My very first "business" was buying and selling used Palm Pilots and Apple Newtons. I would negotiate back and forth over the smallest increments of money, both on the buying and selling side. When I first started, my inventory was one Apple Newton, so it was important that I get the best price possible.
After making a little bit of money buying and selling these things I had some savings and could start buying things for myself. As you might imagine, I used the same principles in buying those things and still tried to save the most amount of money possible.
I started all this in high school and college, and a lot of my peers were frugal, though often in different ways. I noticed that most frugal people care about absolute price rather than value, whereas I only ever cared about value.
As I grew up, though, I noticed that most of my peers stopped being frugal entirely. Frugality was a response to not having enough money, not to wanting money to buy them more utility. Once they had enough money to buy things, the frugality switch turned off.

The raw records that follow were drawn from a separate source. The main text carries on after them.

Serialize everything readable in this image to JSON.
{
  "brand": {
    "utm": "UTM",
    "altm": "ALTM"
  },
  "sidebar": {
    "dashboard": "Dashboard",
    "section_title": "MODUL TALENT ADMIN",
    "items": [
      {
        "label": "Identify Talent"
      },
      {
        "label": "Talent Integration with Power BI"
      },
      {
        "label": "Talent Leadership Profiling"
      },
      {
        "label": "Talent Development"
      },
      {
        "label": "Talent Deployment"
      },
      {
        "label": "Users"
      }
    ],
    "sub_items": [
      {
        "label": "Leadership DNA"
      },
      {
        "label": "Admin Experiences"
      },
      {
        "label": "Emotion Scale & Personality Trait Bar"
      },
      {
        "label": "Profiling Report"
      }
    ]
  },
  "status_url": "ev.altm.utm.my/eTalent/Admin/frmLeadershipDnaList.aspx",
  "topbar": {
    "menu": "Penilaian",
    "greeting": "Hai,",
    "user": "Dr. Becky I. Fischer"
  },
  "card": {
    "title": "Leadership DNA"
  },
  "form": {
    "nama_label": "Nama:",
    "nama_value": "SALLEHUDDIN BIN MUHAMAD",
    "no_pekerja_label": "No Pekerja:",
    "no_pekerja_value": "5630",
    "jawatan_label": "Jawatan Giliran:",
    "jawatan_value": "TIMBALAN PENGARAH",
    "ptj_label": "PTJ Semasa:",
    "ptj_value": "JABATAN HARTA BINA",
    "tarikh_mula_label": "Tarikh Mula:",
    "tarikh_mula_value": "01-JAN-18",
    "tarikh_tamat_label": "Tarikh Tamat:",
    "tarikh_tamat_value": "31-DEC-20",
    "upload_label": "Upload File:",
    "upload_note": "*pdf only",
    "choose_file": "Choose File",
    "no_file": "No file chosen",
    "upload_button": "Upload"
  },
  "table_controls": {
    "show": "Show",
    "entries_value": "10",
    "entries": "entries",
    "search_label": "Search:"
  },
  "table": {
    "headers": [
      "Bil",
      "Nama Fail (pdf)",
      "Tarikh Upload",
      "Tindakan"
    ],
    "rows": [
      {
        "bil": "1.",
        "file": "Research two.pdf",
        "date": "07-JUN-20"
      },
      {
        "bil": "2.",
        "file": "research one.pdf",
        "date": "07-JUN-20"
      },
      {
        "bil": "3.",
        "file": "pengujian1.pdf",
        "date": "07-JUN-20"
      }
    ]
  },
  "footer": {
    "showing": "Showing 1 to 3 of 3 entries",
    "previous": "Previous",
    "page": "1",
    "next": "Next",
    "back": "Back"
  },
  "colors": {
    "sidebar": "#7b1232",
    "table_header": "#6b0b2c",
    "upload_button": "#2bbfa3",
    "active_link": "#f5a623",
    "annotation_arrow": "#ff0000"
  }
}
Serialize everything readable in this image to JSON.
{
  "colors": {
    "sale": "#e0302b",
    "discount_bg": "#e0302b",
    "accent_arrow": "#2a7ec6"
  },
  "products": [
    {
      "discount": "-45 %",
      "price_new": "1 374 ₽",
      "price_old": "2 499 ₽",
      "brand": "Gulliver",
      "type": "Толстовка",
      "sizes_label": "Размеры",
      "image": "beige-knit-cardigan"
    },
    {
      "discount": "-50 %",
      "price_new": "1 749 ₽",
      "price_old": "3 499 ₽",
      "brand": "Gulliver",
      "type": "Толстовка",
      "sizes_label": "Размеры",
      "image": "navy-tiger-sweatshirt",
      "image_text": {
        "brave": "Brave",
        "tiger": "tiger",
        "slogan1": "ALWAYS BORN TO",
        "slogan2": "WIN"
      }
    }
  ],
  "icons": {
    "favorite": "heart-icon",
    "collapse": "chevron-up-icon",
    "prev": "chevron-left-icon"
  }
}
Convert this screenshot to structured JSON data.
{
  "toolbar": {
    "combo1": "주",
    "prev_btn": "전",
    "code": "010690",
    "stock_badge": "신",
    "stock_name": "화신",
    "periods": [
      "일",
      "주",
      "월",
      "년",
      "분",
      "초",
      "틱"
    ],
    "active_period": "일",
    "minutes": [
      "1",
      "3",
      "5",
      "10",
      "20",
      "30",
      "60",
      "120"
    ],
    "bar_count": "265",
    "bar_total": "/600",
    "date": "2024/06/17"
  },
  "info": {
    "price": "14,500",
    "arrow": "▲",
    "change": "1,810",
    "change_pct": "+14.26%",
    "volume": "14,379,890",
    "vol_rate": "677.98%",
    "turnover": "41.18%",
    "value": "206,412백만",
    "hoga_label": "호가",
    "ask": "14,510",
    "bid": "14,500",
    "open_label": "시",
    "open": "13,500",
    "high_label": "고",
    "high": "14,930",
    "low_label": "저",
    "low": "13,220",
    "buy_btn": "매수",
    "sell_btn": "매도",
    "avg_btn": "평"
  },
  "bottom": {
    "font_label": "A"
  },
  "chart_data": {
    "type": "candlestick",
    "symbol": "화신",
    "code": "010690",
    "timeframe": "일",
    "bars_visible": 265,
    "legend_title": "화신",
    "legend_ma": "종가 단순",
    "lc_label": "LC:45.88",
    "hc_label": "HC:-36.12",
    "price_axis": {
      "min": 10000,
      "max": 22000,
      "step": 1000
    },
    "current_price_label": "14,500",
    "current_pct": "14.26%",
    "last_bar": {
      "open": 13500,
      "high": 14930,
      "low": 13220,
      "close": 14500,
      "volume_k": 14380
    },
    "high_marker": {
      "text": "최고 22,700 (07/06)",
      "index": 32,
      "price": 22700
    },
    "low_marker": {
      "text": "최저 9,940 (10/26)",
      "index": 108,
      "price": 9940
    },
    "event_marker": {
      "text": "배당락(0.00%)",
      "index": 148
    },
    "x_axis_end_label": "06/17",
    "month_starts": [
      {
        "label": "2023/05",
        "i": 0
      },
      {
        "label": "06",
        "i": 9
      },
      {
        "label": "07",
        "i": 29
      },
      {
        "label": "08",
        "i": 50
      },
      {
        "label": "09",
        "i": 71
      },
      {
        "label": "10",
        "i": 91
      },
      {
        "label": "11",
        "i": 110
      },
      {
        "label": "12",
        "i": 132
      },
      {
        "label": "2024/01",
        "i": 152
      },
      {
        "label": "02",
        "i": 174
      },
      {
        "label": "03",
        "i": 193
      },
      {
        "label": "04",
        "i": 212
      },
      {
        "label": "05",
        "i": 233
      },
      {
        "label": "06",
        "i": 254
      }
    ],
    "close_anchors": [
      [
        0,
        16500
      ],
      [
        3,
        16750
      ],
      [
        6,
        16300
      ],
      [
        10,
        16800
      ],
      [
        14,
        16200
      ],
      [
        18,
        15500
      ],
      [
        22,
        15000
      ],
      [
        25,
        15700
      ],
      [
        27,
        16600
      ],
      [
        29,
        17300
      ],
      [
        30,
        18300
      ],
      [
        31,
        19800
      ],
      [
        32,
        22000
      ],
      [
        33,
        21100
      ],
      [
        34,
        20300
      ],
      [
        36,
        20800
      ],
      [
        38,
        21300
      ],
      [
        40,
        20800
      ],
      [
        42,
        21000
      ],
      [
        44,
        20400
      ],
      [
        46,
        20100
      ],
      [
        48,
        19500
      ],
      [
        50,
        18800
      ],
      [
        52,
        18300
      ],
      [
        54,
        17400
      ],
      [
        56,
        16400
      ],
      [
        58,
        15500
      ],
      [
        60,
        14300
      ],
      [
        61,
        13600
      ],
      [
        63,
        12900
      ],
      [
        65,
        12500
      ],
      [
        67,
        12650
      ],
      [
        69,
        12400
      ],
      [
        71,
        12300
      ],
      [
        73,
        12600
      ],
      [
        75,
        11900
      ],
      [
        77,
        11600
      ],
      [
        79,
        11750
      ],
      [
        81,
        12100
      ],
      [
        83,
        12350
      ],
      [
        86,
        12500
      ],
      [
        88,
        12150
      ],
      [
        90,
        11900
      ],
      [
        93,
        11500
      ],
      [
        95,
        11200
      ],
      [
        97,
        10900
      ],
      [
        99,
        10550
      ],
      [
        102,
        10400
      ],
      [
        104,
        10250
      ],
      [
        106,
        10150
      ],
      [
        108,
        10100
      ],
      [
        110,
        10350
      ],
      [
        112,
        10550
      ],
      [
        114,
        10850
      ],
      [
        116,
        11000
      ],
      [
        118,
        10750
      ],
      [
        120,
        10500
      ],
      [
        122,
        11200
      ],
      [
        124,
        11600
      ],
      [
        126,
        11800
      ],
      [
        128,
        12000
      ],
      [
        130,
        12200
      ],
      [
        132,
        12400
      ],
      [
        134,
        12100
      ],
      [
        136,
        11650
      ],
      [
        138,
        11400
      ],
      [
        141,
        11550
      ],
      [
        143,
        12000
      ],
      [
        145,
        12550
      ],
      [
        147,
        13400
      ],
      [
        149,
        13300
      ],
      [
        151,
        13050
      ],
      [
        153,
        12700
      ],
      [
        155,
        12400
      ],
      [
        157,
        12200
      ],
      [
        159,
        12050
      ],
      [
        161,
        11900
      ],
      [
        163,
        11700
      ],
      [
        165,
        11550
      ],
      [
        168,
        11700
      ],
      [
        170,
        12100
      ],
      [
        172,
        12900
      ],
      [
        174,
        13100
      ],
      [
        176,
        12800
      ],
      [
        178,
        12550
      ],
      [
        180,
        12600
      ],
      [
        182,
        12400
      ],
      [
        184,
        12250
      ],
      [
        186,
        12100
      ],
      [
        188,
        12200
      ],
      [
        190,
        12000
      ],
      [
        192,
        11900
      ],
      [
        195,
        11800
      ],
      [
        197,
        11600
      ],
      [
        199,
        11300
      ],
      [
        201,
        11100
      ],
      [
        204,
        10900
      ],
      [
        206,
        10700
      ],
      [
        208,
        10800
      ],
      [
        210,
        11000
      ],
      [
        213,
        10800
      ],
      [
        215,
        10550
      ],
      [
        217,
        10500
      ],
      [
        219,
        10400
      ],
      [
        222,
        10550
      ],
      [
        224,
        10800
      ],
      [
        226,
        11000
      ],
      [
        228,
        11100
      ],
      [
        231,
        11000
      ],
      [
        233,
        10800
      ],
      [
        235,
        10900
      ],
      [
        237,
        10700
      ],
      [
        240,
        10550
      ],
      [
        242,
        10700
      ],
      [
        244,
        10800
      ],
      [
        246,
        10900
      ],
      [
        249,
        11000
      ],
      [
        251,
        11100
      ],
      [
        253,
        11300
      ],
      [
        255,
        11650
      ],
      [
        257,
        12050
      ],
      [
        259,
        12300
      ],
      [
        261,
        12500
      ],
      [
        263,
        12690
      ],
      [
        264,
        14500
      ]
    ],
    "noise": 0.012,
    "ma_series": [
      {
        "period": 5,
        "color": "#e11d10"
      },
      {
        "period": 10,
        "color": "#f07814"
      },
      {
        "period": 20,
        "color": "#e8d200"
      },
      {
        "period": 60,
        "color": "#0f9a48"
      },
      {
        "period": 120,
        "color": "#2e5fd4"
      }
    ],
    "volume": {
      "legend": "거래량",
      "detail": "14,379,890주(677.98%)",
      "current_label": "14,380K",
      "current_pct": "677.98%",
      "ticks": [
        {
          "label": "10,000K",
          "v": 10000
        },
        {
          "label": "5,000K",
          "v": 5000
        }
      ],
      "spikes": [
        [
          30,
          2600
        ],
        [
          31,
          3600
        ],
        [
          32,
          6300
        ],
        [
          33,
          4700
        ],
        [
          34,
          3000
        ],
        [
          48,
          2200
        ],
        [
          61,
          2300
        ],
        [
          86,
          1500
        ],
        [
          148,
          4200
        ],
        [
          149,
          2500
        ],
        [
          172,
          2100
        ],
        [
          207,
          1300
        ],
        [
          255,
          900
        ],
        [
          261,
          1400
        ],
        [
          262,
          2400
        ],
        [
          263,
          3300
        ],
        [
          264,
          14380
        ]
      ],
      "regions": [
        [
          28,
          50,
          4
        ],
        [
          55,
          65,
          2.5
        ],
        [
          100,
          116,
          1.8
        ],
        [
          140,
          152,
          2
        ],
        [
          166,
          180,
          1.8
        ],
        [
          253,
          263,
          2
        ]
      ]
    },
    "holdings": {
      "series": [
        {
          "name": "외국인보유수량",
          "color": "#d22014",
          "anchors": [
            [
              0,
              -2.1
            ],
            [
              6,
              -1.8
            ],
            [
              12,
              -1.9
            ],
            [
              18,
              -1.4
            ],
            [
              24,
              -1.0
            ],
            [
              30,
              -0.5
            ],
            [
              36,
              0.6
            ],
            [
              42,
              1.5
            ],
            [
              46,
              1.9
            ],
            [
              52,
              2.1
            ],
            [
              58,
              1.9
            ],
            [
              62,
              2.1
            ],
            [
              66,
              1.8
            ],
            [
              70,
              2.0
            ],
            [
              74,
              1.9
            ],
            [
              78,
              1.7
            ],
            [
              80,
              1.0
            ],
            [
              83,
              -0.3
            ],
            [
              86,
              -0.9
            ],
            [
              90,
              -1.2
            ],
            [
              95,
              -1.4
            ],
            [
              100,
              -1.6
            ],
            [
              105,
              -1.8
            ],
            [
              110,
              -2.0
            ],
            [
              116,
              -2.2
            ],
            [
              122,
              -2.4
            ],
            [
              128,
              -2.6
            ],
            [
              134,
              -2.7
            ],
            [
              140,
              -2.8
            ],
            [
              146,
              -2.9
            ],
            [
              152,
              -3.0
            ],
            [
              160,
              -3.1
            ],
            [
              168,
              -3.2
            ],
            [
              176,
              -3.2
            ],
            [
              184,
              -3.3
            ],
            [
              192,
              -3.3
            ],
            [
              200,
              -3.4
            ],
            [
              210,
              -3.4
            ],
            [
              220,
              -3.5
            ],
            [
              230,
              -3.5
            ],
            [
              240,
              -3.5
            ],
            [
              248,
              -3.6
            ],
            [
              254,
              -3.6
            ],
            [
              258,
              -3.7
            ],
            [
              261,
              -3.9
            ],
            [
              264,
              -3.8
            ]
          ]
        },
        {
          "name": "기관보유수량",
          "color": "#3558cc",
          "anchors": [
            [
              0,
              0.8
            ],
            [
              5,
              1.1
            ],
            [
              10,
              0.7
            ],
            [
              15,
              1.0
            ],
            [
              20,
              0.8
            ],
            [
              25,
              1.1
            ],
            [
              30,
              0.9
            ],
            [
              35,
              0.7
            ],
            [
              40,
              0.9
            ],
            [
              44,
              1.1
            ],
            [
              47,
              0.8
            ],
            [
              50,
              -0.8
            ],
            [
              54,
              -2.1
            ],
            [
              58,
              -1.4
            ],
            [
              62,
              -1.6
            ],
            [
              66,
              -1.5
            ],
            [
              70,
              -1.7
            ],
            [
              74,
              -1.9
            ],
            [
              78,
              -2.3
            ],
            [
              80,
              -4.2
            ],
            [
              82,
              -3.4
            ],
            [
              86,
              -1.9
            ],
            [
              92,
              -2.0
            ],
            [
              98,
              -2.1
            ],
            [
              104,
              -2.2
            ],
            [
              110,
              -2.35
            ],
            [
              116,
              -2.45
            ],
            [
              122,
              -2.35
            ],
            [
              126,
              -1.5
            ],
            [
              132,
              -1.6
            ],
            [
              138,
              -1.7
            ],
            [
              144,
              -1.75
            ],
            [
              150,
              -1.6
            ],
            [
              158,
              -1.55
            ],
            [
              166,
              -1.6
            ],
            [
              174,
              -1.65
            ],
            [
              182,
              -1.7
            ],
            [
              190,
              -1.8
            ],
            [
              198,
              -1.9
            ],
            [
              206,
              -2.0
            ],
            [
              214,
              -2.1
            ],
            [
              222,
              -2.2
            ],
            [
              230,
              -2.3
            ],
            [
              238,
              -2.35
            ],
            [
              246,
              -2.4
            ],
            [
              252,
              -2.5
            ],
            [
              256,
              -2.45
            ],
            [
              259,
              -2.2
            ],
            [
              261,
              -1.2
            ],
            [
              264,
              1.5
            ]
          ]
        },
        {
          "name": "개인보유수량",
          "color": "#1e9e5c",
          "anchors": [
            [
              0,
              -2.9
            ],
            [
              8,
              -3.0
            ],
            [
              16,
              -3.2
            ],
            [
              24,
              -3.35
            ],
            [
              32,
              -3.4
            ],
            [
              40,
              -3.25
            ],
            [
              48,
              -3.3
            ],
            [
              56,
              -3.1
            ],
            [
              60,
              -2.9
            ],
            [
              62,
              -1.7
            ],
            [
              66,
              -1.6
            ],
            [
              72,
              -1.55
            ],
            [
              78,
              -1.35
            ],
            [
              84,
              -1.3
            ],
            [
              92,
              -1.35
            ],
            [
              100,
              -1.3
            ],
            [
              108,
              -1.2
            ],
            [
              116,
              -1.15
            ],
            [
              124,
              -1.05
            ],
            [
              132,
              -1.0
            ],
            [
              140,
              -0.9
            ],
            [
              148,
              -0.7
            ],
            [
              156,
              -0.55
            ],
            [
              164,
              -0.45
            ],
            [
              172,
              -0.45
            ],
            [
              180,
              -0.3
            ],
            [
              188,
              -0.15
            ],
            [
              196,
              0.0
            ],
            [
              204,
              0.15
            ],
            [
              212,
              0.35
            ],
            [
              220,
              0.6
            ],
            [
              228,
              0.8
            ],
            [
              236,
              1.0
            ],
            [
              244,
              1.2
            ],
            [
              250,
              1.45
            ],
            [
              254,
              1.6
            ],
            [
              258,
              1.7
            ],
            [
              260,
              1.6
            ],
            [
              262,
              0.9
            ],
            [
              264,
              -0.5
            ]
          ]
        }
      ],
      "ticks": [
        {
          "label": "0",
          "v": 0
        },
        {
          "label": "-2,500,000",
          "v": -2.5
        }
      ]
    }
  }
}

I know many people are cursing 2020 and are glad that it's over, but the older I get the more I realize that any time is good time, and that what we do with what we're given is more important than what we are given. So I'll just come out and say it: 2020 was an amazing year, and while it was obviously significantly worse in many ways, it was still overall the best year of my life.
Last year I wrote that it felt like such a dense year, with almost every day being packed and accounted for. This year was mostly the opposite, with long stretches of empty time with not only nothing to do, but very little I could do.
While I wouldn't want every year to be this way, it was really refreshing to have such a big change and to take on the challenge of adapting to it.
As usual, here are the highlights of my year:
There are several different difficulty levels on which you can live your life. They are ascendingly difficult, though the difficulty is really mostly in switching to that method of living. Once you get to the next level it actually becomes far easier. An analog would be financial investing-- it's hard to save a lot of money when you don't have much, but doing so makes it easier for you to live later and also makes it easier for you to save more and invest better.
Most people will use a combined version of several of these levels, so you may not find that you are entirely described by just one.
The easiest level is to do the wrong thing. For example, if you eat garbage food, do drugs, and play video games all day, you never really have to challenge yourself. Most people are resourceful enough that they will figure out a way to survive in this situation, but they will probably not find that their lives become better over time.
The decision making process here is a simple and likely unconscious, "what would give me the least immediate pain?". Ironically the avoidance of immediate pain usually generates (with interest) future pain. Avoid the pain of being healthy now and you are likely to be plagued by disease for decades.